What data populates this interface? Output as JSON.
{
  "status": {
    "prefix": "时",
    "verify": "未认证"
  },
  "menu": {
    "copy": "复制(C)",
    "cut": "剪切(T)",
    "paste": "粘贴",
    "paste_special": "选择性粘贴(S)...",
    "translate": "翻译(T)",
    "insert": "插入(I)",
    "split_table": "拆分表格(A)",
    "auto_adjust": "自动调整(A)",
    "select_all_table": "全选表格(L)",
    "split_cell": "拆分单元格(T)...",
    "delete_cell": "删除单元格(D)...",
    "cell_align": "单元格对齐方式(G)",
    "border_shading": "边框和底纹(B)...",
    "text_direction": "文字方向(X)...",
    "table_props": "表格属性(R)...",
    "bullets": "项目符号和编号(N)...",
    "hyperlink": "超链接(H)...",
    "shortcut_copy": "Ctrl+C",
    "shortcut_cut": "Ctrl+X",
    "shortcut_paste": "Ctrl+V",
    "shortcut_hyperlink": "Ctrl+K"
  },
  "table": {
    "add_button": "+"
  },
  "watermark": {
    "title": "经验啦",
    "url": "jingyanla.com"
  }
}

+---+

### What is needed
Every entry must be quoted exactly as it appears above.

### Answer for the task
What data populates this interface? Output as JSON.
{
  "status": {
    "prefix": "时",
    "verify": "未认证"
  },
  "menu": {
    "copy": "复制(C)",
    "cut": "剪切(T)",
    "paste": "粘贴",
    "paste_special": "选择性粘贴(S)...",
    "translate": "翻译(T)",
    "insert": "插入(I)",
    "split_table": "拆分表格(A)",
    "auto_adjust": "自动调整(A)",
    "select_all_table": "全选表格(L)",
    "split_cell": "拆分单元格(T)...",
    "delete_cell": "删除单元格(D)...",
    "cell_align": "单元格对齐方式(G)",
    "border_shading": "边框和底纹(B)...",
    "text_direction": "文字方向(X)...",
    "table_props": "表格属性(R)...",
    "bullets": "项目符号和编号(N)...",
    "hyperlink": "超链接(H)...",
    "shortcut_copy": "Ctrl+C",
    "shortcut_cut": "Ctrl+X",
    "shortcut_paste": "Ctrl+V",
    "shortcut_hyperlink": "Ctrl+K"
  },
  "table": {
    "add_button": "+"
  },
  "watermark": {
    "title": "经验啦",
    "url": "jingyanla.com"
  }
}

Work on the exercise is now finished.